What to work on.
Look through the entries below and show every line containing the word "JSON".

Entries from a dataset of interfaces.
● ● ●

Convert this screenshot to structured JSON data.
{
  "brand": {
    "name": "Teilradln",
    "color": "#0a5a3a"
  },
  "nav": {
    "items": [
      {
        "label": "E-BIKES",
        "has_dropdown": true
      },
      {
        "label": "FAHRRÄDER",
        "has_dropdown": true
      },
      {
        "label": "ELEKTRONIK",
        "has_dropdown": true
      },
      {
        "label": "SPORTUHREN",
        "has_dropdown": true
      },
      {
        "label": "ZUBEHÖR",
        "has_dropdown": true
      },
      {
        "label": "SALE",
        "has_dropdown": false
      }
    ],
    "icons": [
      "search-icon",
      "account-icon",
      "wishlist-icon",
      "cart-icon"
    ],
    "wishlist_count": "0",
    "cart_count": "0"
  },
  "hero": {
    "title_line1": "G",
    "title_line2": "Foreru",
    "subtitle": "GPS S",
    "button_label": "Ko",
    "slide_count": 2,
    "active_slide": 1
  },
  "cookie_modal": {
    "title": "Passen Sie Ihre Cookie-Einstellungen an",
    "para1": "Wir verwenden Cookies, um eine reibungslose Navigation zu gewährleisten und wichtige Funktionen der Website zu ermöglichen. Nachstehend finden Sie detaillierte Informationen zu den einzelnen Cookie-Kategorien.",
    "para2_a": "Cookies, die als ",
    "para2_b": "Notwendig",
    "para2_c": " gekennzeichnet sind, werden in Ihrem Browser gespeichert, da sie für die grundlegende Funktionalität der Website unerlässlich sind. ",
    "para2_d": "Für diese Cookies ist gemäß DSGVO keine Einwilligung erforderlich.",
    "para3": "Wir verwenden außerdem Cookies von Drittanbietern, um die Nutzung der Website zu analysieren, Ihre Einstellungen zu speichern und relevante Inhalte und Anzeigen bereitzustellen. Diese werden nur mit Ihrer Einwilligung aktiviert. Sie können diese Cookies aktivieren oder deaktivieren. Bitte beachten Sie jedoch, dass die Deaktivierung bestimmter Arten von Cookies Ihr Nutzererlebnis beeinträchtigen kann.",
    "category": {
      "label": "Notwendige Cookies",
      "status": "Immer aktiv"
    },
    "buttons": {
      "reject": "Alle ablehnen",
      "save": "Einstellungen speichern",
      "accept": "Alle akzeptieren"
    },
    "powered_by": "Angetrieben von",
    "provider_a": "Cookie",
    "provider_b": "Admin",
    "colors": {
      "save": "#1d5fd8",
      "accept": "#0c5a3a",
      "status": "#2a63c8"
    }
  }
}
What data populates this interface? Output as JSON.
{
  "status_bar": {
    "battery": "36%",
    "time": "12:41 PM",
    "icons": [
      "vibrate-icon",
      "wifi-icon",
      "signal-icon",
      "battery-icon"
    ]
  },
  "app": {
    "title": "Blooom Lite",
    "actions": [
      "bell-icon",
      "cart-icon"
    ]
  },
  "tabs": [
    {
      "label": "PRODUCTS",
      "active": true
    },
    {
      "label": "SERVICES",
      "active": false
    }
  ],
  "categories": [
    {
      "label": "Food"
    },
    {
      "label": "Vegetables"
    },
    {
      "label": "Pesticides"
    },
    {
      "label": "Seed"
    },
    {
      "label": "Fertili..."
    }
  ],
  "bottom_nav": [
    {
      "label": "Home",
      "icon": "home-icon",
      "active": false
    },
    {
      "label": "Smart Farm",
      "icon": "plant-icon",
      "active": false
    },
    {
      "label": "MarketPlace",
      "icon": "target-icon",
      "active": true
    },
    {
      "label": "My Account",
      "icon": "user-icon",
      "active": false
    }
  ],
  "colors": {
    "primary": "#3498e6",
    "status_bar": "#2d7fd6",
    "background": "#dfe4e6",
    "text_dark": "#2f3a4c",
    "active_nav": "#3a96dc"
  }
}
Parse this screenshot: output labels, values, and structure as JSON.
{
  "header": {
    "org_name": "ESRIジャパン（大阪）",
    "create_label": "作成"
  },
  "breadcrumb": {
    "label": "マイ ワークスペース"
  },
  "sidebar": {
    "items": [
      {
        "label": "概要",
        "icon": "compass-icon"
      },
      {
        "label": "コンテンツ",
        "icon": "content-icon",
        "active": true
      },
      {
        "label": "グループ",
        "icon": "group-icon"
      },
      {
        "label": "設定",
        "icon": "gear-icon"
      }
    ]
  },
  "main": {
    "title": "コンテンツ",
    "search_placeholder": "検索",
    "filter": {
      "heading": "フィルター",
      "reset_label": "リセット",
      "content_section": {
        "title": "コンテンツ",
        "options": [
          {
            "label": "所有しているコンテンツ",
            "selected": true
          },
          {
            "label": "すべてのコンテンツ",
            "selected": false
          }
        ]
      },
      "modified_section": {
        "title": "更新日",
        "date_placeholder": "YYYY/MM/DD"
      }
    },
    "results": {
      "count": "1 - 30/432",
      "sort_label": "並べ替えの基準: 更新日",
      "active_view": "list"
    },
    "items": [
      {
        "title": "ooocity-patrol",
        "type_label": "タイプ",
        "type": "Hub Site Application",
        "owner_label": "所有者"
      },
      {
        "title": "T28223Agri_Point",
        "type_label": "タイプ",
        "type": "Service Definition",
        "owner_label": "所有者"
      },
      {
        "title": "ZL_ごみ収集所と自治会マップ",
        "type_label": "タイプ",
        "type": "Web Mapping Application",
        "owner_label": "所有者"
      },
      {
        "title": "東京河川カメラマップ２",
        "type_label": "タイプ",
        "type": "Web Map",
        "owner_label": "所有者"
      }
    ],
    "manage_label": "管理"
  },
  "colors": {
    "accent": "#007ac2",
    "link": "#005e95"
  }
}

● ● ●

Answer to the problem.
Convert this screenshot to structured JSON data.
What data populates this interface? Output as JSON.
Parse this screenshot: output labels, values, and structure as JSON.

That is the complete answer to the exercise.